When I first talked with my OB friend, she told me that all records would have been destroyed after several years. I was hoping that she was wrong. After a couple of weeks of talking with the records department and sending in paperwork to release Mom's records, they let me know that the records had indeed been destroyed 10 years after Mom was a patient. That was a let down, even though I tried not to get my hopes up that they were still intact and just waiting for me with the name of my father written in neat penmanship.

I spent every night for a couple of weeks searching on google for anything I could find that might be of use to me. I found several blogs and emailed a couple of people. I discovered that in the 70's, med students were mainly used, especially at medical schools. There were no sperm banks at the time, so everything seemed to be kept "in house" and sperm was not frozen at that time, so I knew that my father was still a student in the late summer of 1976, and not some random student who could have been long gone before my parents ever saw the doctor.

Since the good doctor told my parents that he would pick a donor who looked like my father, I *know* that he was tall, dark complected, and I suspect that he wore glasses. My Dad wears glasses and my eyesight is horrible. That's about all I'm able to discern about him.

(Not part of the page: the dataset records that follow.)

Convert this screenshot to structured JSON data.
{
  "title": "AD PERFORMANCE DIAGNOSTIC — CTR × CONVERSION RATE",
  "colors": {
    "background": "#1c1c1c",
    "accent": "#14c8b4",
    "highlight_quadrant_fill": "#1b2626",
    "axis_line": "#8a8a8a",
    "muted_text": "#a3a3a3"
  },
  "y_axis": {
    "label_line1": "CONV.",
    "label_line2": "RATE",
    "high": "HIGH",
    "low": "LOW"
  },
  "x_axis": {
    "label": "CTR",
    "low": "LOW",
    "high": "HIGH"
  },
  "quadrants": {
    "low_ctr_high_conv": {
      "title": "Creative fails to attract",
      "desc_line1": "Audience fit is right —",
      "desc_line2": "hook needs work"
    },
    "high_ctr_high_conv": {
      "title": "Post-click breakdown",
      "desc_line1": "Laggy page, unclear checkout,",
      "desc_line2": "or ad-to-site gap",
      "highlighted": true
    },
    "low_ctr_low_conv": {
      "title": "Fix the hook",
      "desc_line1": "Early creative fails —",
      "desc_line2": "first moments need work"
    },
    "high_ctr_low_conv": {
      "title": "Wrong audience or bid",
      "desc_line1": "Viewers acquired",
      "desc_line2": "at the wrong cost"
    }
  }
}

My next hope was to find a year book from 1976. I was saddened again to discover that there were NO yearbooks published in the years of '76 - '80 (if he had been in his first year in '76, he could have graduated in 1980) BUT the university did put together a book about the history of the school that included class pictures and names of the graduates. I am currently hoping to be able to purchase this book as soon as possible.

It may be naive, but I'm hoping that since I don't look like my mother, I look like my father. If that is the case, I hope that his face will be easily discernable. I'm pretty sure that I'll be able to cross out blondes, Asians, and African-American men, though I'm not sure how many of the last two categories there would be at this school in the 70's. But it's something to work with.

I am also listed on the Donor Sibling Registry and I hope that someone will contact me...


  1. Stephanie,

    I have a similiar story. I found out that I was the product of donor insemination in my mid-thirties. I also had two very loving parents and a great childhood.

    I too, was relieved that genetically I wasn't related to the father I'd always known since his side of the family all had diabetes.

    I was able to find who my biological father was...he is now deceased...but I thank God every day that he gave his sperm so that two wonderful people could be parents.


  2. Hi Stephanie,

    I identify with your story and found out my own artificial insemination (AI) history when I was twenty three. Five years later I still have a lot of questions about the entire concept of AI and using technology in conception.

    I started a blog as well: in hopes that talking about some of these issues online might assist us all in finding answers - not just about our backgrounds but also the identity and connection issues that arise.

    After reading your blog, it's clear that I come from a less religious background than
    you but I can still totally relate.

    Good Luck!

  3. You write beautifully. I kind of assumed that all the words after "I'm a Christian" would be kinda preachy and dull and they were not! I hung on every word and my whole little urban world view just expanded because of it.

    Your right that there are not a whole lot of conservative christian women copping to having conceived their children outside of marriage with some guy they never even met. There should really be an anonymously conceived ambassador from every race religion and political party just to show that anonymous conception is impacting people from all walks of life.

  4. Hi Stephanie,

    Thank you for your story. I have a very similar story to yours. My mother told me on my 30th birthday that my father was a sperm donor. It was something that I never saw coming and has left me with many questions. I am happy to read that someone else has gone through what I am going through.